The 911th Technical Rescue Engineer Company recently received a mini-makeover as the unit acquired new 10-ton dump trucks; HEMTT (Heavy Expanded Mobility Tactical Truck) A-4’s and general mechanics tool boxes.
The new equipment replaces the 5-ton dump trucks and the outdated HEMTTs and tool boxes.
“The new equipment enables us to more efficiently conduct our mission,” said Capt. Langston Turner, 911th Technical Rescue Eng. Co., commander. “As far as the dump trucks, we’ve gained a 50 percent increase in capability. When it comes to hauling rubble and other debris, the new trucks will allow us to make fewer trips.”
The 911th is supposed to have 10-ton dump trucks, according to Alphonso Pendergrass, a retired Army National Guard Major and the Aviation Maintenance/Force Modernization Officer for the Military District of Washington, so the unit is now able to operate at 100 percent capacity.
“The new vehicles are more electronically sophisticated than the old trucks,” said Pendergrass.
From a maintenance standpoint, you can detect problems with the maintenance support device.
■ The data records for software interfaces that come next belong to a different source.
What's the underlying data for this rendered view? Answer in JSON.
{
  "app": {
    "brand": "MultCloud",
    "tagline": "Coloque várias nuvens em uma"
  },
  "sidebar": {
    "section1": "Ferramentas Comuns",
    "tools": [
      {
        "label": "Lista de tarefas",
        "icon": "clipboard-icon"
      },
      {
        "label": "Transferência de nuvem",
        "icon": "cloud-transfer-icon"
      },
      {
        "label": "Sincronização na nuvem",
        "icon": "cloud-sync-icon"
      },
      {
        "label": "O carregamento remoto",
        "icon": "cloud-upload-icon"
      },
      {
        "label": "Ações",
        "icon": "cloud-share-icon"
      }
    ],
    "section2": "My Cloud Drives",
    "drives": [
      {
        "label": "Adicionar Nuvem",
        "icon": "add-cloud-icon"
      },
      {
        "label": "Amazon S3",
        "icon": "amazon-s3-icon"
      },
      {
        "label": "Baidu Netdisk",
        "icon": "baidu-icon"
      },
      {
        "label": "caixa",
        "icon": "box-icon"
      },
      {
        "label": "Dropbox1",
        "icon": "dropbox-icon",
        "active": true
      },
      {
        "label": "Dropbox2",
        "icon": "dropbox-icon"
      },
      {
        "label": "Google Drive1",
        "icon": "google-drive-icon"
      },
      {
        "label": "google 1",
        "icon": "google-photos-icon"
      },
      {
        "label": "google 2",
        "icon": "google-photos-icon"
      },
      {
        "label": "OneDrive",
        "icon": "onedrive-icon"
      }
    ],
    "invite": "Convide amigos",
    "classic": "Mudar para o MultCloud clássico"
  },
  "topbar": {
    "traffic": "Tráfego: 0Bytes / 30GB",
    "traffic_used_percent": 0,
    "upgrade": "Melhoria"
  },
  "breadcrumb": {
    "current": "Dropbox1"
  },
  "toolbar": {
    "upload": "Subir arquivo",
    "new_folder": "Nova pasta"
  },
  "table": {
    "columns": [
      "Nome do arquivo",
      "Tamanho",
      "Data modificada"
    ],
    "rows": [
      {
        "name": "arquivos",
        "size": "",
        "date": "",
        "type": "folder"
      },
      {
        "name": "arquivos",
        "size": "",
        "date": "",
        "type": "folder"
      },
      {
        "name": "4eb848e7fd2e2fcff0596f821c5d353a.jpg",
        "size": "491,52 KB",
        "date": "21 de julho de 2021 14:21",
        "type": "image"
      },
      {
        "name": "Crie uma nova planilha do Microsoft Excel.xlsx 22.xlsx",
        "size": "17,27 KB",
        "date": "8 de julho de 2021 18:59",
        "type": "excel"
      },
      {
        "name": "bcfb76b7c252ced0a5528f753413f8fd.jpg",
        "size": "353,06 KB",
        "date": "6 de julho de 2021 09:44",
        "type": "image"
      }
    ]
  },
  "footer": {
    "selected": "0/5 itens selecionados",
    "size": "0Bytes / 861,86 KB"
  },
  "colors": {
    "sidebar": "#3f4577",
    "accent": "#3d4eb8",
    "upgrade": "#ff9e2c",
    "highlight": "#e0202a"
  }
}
The maintenance support device allows mechanics to electronically find faults in the trucks without having to manually search through them. The electronic upgrades will expand the life of the vehicles, cut down on maintenance time and allow more time for working on other projects.
“That is a big improvement,” said Pendergrass. “The tool boxes are shadowed which means there is a slot to put each tool back in the box. It increases productivity because they have the right tools to do the job.”
The dump trucks have a loading system that tells how much weight is in the back of the vehicle to avoid overloading.
“All the systems are tied into one another, so once something malfunctions it will send us a code telling us what the fault is,” said Spc. Dee Allen, 911th Technical Rescue Eng. Co., wheeled vehicle mechanic. “We can troubleshoot it and we can pin point the exact problem.”
The new upgrades will give the 911th mechanics a taste of the civilian world, according to Sgt. John Snodgrass, 911th Technical Rescue Eng. Co., maintenance noncommissioned officer-in-charge.
“The new equipment allows us to be more interactive with the vehicle and allows them to get a taste of the civilian side of maintenance,” said Snodgrass. “You can see what the vehicle is doing without tearing it apart.”
Along with increasing the lifespan of the trucks and locating mechanical problems faster, the new trucks will also save the company money, said Turner.
“Making fewer trips with the trucks lowers our overall fuel cost,” said Turner. “We will see a lot of financial benefits from training and maintenance cost. Parts were being phased out, so we won’t need as much manpower to fabricate things we may need for them.”